Pitching is the most isolated position in team sports. When USF redshirt sophomore Orion Kerkering steps onto the mound, all of the emotion not shown on his face is hurled into each pitch.
There are a few pitchers in the USF baseball bullpen that instill fear into their opponents. Kerkering is one of them. Standing at 6-foot-2, the Venice native has developed into one of the Bulls’ best arms.
He’s been the rare type of talent that’s used in multiple roles during his time with the program. While at USF, Kerkering has climbed the ranks of the bullpen and turned himself into one of the best starters in the rotation after serving as the team’s closer in the past few seasons.
It all started at Venice High School, where he was the main man in the rotation.
“High school I was more of a starter, I didn’t get to varsity until my junior year. But then they put me in a starting role. So I just went with it,” Kerkering said.
In his career at Venice, he was part of the 2018 and 2019 state championship teams, racking up a whopping 214 strikeouts to go along with a 1.05 ERA. He was also ranked as the 17th-best right-handed pitcher in Florida by Perfect Game.
After dominating in high school, he caught the attention of the USF baseball program. In his first season with the Bulls in 2019-20, he knew it would be challenging to be the team’s main man.
“When I got here, I knew it was going to be tough to battle for a starting role,” Kerkering said. “But I just kept grinding my way through until now.”
During a shortened 2020 season, Kerkering struggled. He only pitched 12 innings and had a 7.50 ERA, but things quickly took a turn for him going into his second year.
“I knew because of COVID that our starting pitching was coming back, so I was going to have a similar role in the bullpen,” he said. “I just went with it, embraced it and then had a good year with it.”
Kerkering had a breakout season in 2021 as the team’s closer. He came on the mound as a different pitcher than he was before, putting in 50 innings and a 2.88 ERA in an unprecedented season for the program in which it won the AAC Tournament and reached its first NCAA Super Regional.
The team getting hot at the right time is what pushed Kerkering during the postseason run.
“The momentum of just being able to go out there and just compete every single day because when you get in those important situations, it just helps you,” he said.
It wasn’t until before the 2022 season, however, that discussions began for Kerkering to become a starter. A season-ending injury to redshirt sophomore Jack Jasiak gave him the opportunity to take over as the team’s ace.
Assistant coach Karsten Whitson has seen first hand the work he’s put in behind the scenes to reach his current form.
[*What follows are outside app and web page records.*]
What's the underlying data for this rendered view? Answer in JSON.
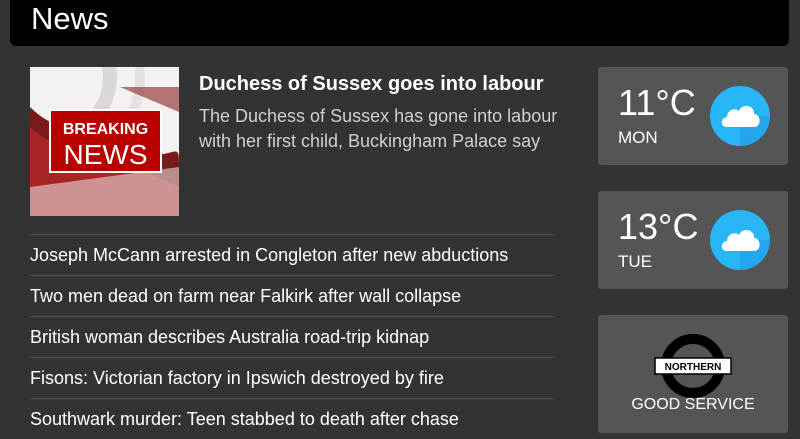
{
  "header": {
    "title": "News"
  },
  "featured": {
    "image_text_1": "BREAKING",
    "image_text_2": "NEWS",
    "headline": "Duchess of Sussex goes into labour",
    "summary": "The Duchess of Sussex has gone into labour with her first child, Buckingham Palace say"
  },
  "news": [
    "Joseph McCann arrested in Congleton after new abductions",
    "Two men dead on farm near Falkirk after wall collapse",
    "British woman describes Australia road-trip kidnap",
    "Fisons: Victorian factory in Ipswich destroyed by fire",
    "Southwark murder: Teen stabbed to death after chase"
  ],
  "weather": [
    {
      "temp": "11°C",
      "day": "MON",
      "icon": "cloud-icon"
    },
    {
      "temp": "13°C",
      "day": "TUE",
      "icon": "cloud-icon"
    }
  ],
  "tfl": {
    "line": "NORTHERN",
    "status": "GOOD SERVICE",
    "icon": "roundel-icon"
  },
  "colors": {
    "background": "#333333",
    "header": "#000000",
    "tile": "#555555",
    "weather_icon": "#29b6f6",
    "breaking_red": "#b80000",
    "roundel_red": "#dc241f"
  }
}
“He’s worked really hard to be that guy,” Whitson said. “That was one of his goals coming in the fall. Obviously, you love having a guy like that as your closer, but he wanted to challenge himself and try to carry 60-70 innings for us this year in a starter role and he’s transitioned well.”
For Kerkering, this was just another role that he had to take care of, taking a nonchalant approach to the larger load he had to take on.
“I’ve always worked up to being a starter but I was good with whatever if it was a really big role,” Kerkering said. “I knew I can fit that role no matter what and always be able to give more than one inning or give four innings out of the pen.”
As the 2022 baseball season continues, Kerkering has risen to the occasion. The right hander has already put in 54.2 innings of work with 72 strikeouts and an ERA of 4.28 in 12 appearances, eight of which have been starts.
The coaches and team aren’t the only ones that notice Kerkering’s strong outings either. He was recognized by ESPN and MLB pitching analyst Rob Friedman, better known as Pitching Ninja.
Kerkering was praised for his skill on the mound in his start against Florida International on March 1, where he kept the Panthers scoreless in his first win of the season. The deadly pitch, his breaking ball as seen in the video.
The pitcher was more than excited to be highlighted by someone who highlights some of the best pitchers best outings in all the high levels of baseball.
Even with all of the acclaim he’s garnered because of his work on the mound since getting into his new role, Kerkering remains humble and remains committed to doing whatever the team needs.
“That was dope, I liked it a lot,” he said. “I always appreciate it because you are always flying under the radar. It’s always cool to see that, but at the end of day it’s just doing a job.”